Earlier this year, a District Judge in Waco, Texas, awarded VLSI with a $1.5 billion payment for one patent and $675 million for another. The IP in question is the '759 patent' describing frequency management (originally developed by SigmaTel) and the '373 patent' relating to a method to lower the memory's minimum operating voltage (originally filed by Freescale).
If Intel does not have more options to appeal the decision, it will have to pay the damages to VLSI, a company it considers a patent troll.
Intel and VLSI have a large ongoing legal battle in different states over eight alleged violations of VLSI's intellectual property.
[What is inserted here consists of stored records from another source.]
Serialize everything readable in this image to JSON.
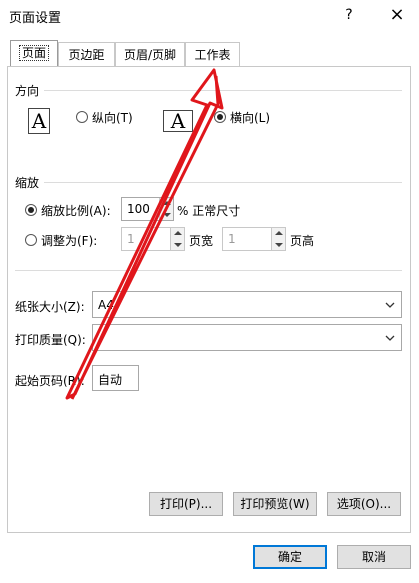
{
  "dialog": {
    "title": "页面设置",
    "help": "?",
    "close": "×"
  },
  "tabs": [
    {
      "label": "页面",
      "active": true
    },
    {
      "label": "页边距"
    },
    {
      "label": "页眉/页脚"
    },
    {
      "label": "工作表"
    }
  ],
  "orientation": {
    "section": "方向",
    "portrait_label": "纵向(T)",
    "landscape_label": "横向(L)",
    "selected": "landscape",
    "icon_letter": "A"
  },
  "scaling": {
    "section": "缩放",
    "adjust_to_label": "缩放比例(A):",
    "adjust_value": "100",
    "adjust_unit": "% 正常尺寸",
    "fit_to_label": "调整为(F):",
    "fit_wide_value": "1",
    "fit_wide_label": "页宽",
    "fit_tall_value": "1",
    "fit_tall_label": "页高"
  },
  "paper_size": {
    "label": "纸张大小(Z):",
    "value": "A4"
  },
  "print_quality": {
    "label": "打印质量(Q):",
    "value": ""
  },
  "first_page": {
    "label": "起始页码(R):",
    "value": "自动"
  },
  "actions": {
    "print": "打印(P)...",
    "preview": "打印预览(W)",
    "options": "选项(O)...",
    "ok": "确定",
    "cancel": "取消"
  },
  "colors": {
    "annotation_arrow": "#e0161b",
    "focus_border": "#0078d7"
  }
}
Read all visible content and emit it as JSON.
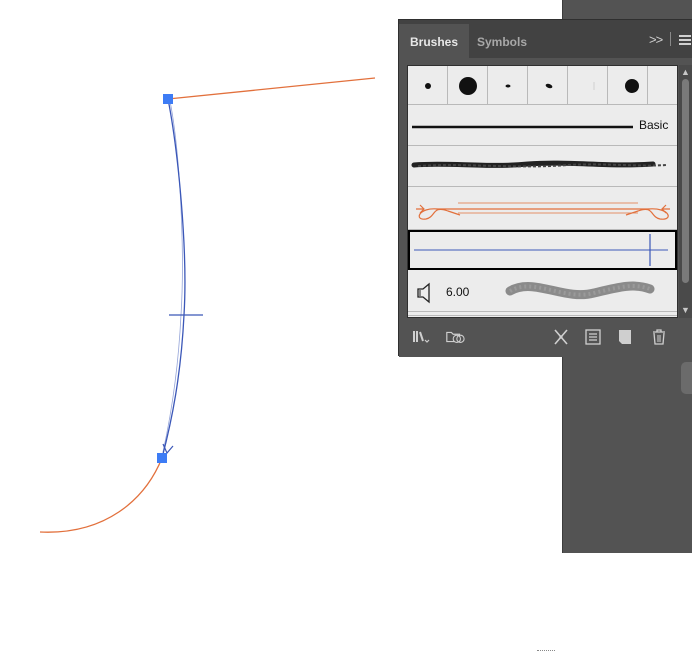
{
  "panel": {
    "tabs": [
      {
        "label": "Brushes",
        "active": true
      },
      {
        "label": "Symbols",
        "active": false
      }
    ],
    "collapse_glyph": ">>"
  },
  "brushes": {
    "calligraphic_tips": [
      "round-dot-small",
      "round-dot-large",
      "flat-nib-small",
      "angled-nib",
      "thin-line",
      "round-dot-medium"
    ],
    "basic_label": "Basic",
    "scatter_size": "6.00",
    "selected_row": "pattern-brush-blue"
  },
  "colors": {
    "path_orange": "#e2703c",
    "path_blue": "#3b57b8",
    "anchor_fill": "#3d7cf5",
    "selection_border": "#000000"
  },
  "footer": {
    "icons": [
      "brush-libraries-icon",
      "cc-libraries-icon",
      "remove-brush-stroke-icon",
      "brush-options-icon",
      "new-brush-icon",
      "delete-brush-icon"
    ]
  }
}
According to Intel's filings with SEC, VLSI seeks a total of $7.1 billion in damages, future royalties, attorney's fees, costs, and interest. Intel claims that its total payments could be as high as $11 billion if it loses legal battles in all states.
Back in April, Intel won a patent trial with VLSI and avoided payment of over $3 billion for other patents that were used to target Intel's SpeedShift technology introduced in 2014, but which is heavily based on the SpeedStep technology that originally emerged in the early 2000s.